String String_New(char* basic_string) 
{
  String temp;
  temp.length = strlen( basic_string ) ;
  temp.basic_string = (char *) malloc( temp.length + 1 );

  strcpy(temp.basic_string, basic_string);
  return temp;
}

size_t String_GetSize(String string) 
{
    return string.length ;
}
share|improve this answer
    
nevermind i see what you mean thanks –  evolon696 Nov 26 '11 at 20:55
add comment

char *basic_string; is a pointer to some memory, the size of the pointer (on a 32bit system) is 32bits = 4bytes. Sizeof doesn't know about the size of memory you have reserved at this address.

There is generally no way to get the size of memory reserved by malloc - although your system may have some private debugging features to do this.

share|improve this answer
add comment

No, the malloc inside your String_New should use the actual run-time length of the string, e.g.

String String_New(char basic_string[]) {
  String temp;
  int length = strlen(basic_string);
  temp.basic_string =
     (char *) malloc(length+1); /* 1 more byte for terminating \0 */
  strcpy(temp.basic_string, basic_string);
  return temp;
}

but you should just use strdup e.g. temp.basic_string = strdup (basic_string);

share|improve this answer
add comment

In your helper function String_New(), you are asking for the size of the pointer as opposed to the size of the string when you say "sizeof(basic_string)", thats why you get 4 and not 6. I think what you want is this:-

String String_New(const char* basic_string) {
  String temp;
  temp.basic_string = (char *) malloc(strlen(basic_string)+1);
  strcpy(temp.basic_string, basic_string);
  return temp;
}

sizeof measures the sizes of types at compile time; your string arguments will be runtime variables.

share|improve this answer
    
not strlen(basic_string), but strlen(basic_strng)+1 so I edited the answer. –  Basile Starynkevitch Nov 26 '11 at 20:34
add comment

I think you're expecting sizeof to do the same thing that strlen() does, or what your String_GetSize() does.
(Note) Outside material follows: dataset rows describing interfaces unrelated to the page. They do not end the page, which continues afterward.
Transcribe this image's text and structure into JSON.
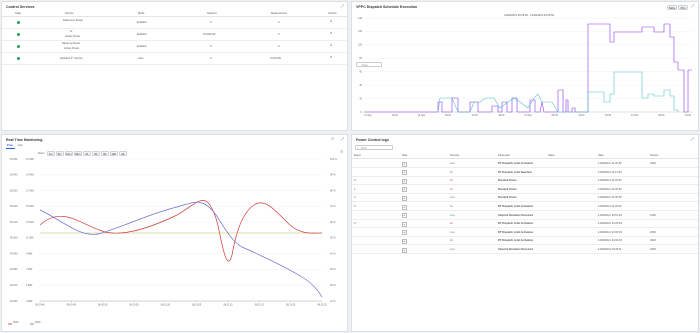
{
  "colors": {
    "ok": "#2e9b5c",
    "purple": "#8c3ce6",
    "teal": "#54c2d0",
    "red": "#d03a3a",
    "blue": "#6b6bd8",
    "olive": "#b9b94a"
  },
  "control_services": {
    "title": "Control Services",
    "columns": [
      "State",
      "Service",
      "Mode",
      "Setpoint",
      "Measurement",
      "Control"
    ],
    "rows": [
      {
        "service": "Reference Power",
        "sub": "",
        "mode": "Enabled",
        "setpoint": "0",
        "measurement": "0"
      },
      {
        "service": "Fr",
        "sub": "Active Power",
        "mode": "Enabled",
        "setpoint": "70,000 kW",
        "measurement": "0"
      },
      {
        "service": "Ramp-up Reset",
        "sub": "Active Power",
        "mode": "Enabled",
        "setpoint": "0",
        "measurement": "0"
      },
      {
        "service": "Dispatch P: Service",
        "sub": "",
        "mode": "Auto",
        "setpoint": "0",
        "measurement": "70,00 kW"
      }
    ]
  },
  "vpp": {
    "title": "VPPC Dispatch Schedule Execution",
    "buttons": [
      "Table",
      "Plot"
    ],
    "legend": "14/09/2021 00:26:59 - 14/09/2021 00:26:59",
    "search_placeholder": "Filter",
    "y_ticks": [
      "140",
      "120",
      "100",
      "80",
      "60",
      "40",
      "20",
      "0"
    ],
    "x_ticks": [
      "11 Sep",
      "18:00",
      "12 Sep",
      "06:00",
      "12:00",
      "18:00",
      "13 Sep",
      "06:00",
      "12:00",
      "18:00",
      "14 Sep",
      "06:00",
      "12:00"
    ]
  },
  "realtime": {
    "title": "Real Time Monitoring",
    "tabs": [
      "Prop",
      "Ana"
    ],
    "zoom_label": "Zoom",
    "zoom_buttons": [
      "1m",
      "5m",
      "10m",
      "30m",
      "1h",
      "3h",
      "6h",
      "12h",
      "All"
    ],
    "y_left_ticks": [
      "50.050",
      "50.040",
      "50.030",
      "50.020",
      "50.010",
      "50.000",
      "49.990",
      "49.980",
      "49.970",
      "49.960"
    ],
    "y_mid_ticks": [
      "21 MW",
      "19 MW",
      "17 MW",
      "15 MW",
      "13 MW",
      "11 MW",
      "9 MW",
      "7 MW",
      "5 MW",
      "3 MW"
    ],
    "y_right_ticks": [
      "100 %",
      "90 %",
      "80 %",
      "70 %",
      "60 %",
      "50 %",
      "40 %",
      "30 %",
      "20 %",
      "10 %"
    ],
    "x_ticks": [
      "08:10:40",
      "08:10:45",
      "08:10:50",
      "08:10:55",
      "08:11:00",
      "08:11:05",
      "08:11:10",
      "08:11:15",
      "08:11:20",
      "08:11:25"
    ],
    "legend": [
      "SOF",
      "SOC"
    ]
  },
  "log": {
    "title": "Power Control logs",
    "search_placeholder": "Filter",
    "columns": [
      "Event",
      "Role",
      "Severity",
      "Parameter",
      "Value",
      "Date",
      "Source"
    ],
    "rows": [
      {
        "event": "",
        "severity": "Low",
        "parameter": "RT Dispatch Limit Activation",
        "value": "",
        "date": "14/09/2021 11:26:59",
        "source": "2000"
      },
      {
        "event": "",
        "severity": "Hi",
        "parameter": "RT Dispatch Limit Reached",
        "value": "",
        "date": "14/09/2021 11:13:39",
        "source": ""
      },
      {
        "event": "0",
        "severity": "Hi",
        "parameter": "Nominal Power",
        "value": "",
        "date": "14/09/2021 11:26:59",
        "source": ""
      },
      {
        "event": "1",
        "severity": "Hi",
        "parameter": "Nominal Power",
        "value": "",
        "date": "14/09/2021 11:26:59",
        "source": ""
      },
      {
        "event": "0",
        "severity": "Low",
        "parameter": "Nominal Power",
        "value": "",
        "date": "14/09/2021 11:06:59",
        "source": ""
      },
      {
        "event": "2",
        "severity": "Hi",
        "parameter": "RT Dispatch Limit Activation",
        "value": "",
        "date": "14/09/2021 11:03:00",
        "source": ""
      },
      {
        "event": "",
        "severity": "Low",
        "parameter": "Setpoint Deviation Received",
        "value": "",
        "date": "14/09/2021 10:51:39",
        "source": "1000"
      },
      {
        "event": "0",
        "severity": "Hi",
        "parameter": "RT Dispatch Limit Activation",
        "value": "",
        "date": "14/09/2021 10:26:59",
        "source": ""
      },
      {
        "event": "",
        "severity": "Low",
        "parameter": "RT Dispatch Limit Activation",
        "value": "",
        "date": "14/09/2021 10:00:39",
        "source": "2000"
      },
      {
        "event": "",
        "severity": "Hi",
        "parameter": "RT Dispatch Limit Activation",
        "value": "",
        "date": "14/09/2021 10:00:00",
        "source": "2000"
      },
      {
        "event": "",
        "severity": "Low",
        "parameter": "Setpoint Deviation Received",
        "value": "",
        "date": "14/09/2021 09:45:11",
        "source": "2000"
      }
    ]
  }
}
That's not what it's intended for.

You're performing sizeof on the char* pointer, i.e. "what is the size of this char*", which is a different question from "how long is the string pointed to by this char*". On most (if not all) 32-bit platforms sizeof(char*) will in fact be 4.

share|improve this answer
add comment

I think there is something wrong in your func String_New,when you pass basic_string to String_New, it is a pointer actually, that is char *.So, in 32bit machine, sizeof(char *) is 4

share|improve this answer
add comment

Your Answer

 
discard

By posting your answer, you agree to the privacy policy and terms of service.

Not the answer you're looking for? Browse other questions tagged or ask your own question.